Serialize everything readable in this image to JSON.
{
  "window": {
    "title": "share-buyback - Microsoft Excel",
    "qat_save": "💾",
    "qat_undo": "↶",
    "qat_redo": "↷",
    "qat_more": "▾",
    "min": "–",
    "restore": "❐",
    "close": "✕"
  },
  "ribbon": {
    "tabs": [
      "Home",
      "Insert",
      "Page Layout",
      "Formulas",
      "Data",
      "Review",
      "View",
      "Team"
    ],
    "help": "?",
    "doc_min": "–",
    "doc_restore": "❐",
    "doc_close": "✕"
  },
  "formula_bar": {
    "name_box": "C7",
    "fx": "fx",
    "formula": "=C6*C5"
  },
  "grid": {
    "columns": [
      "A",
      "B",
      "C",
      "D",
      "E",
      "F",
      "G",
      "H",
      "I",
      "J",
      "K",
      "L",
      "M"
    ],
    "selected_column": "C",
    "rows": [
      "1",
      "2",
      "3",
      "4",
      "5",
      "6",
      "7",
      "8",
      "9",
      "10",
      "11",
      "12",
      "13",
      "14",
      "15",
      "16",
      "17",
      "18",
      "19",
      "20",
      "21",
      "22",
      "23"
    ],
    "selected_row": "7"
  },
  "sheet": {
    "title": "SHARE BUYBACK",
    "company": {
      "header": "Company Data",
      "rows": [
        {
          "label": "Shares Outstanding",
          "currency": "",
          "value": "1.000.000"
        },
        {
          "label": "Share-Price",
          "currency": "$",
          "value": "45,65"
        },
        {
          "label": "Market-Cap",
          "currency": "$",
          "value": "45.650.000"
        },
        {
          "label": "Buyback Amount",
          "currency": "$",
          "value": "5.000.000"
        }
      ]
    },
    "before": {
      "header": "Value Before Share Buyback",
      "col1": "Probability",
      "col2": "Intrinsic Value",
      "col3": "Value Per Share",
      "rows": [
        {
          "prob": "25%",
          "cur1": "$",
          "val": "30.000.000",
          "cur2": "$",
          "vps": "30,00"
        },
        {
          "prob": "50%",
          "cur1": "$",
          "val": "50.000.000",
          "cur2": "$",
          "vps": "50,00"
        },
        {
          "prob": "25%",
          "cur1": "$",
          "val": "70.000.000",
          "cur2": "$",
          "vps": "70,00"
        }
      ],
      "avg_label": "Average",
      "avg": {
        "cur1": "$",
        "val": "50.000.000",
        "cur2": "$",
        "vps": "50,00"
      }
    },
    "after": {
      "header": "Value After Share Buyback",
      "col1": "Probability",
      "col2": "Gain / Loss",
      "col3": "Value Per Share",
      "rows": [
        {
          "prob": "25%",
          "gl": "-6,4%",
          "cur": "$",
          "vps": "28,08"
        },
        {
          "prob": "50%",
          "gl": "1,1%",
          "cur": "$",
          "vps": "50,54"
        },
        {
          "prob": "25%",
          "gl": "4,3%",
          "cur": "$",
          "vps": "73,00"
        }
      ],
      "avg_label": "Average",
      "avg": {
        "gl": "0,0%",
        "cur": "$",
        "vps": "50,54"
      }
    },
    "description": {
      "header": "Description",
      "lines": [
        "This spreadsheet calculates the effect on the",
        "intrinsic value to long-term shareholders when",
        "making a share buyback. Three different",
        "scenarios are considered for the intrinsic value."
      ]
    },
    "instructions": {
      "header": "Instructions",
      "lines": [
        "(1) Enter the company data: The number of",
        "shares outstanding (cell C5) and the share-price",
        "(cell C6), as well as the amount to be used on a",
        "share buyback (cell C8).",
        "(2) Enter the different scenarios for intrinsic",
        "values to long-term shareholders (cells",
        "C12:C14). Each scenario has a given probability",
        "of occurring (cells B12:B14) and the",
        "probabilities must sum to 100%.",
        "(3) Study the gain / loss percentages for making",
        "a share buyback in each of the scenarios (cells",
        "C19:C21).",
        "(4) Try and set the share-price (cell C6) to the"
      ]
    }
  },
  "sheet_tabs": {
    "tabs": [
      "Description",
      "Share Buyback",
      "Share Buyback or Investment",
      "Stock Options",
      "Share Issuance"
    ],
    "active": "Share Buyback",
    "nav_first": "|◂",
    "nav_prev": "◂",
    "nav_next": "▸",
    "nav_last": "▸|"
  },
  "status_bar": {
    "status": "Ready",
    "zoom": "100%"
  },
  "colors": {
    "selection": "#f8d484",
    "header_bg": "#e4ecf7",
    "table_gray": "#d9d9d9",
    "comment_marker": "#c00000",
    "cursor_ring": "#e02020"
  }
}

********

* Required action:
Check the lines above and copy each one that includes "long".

* Exercise solution:
        "intrinsic value to long-term shareholders when",
        "values to long-term shareholders (cells",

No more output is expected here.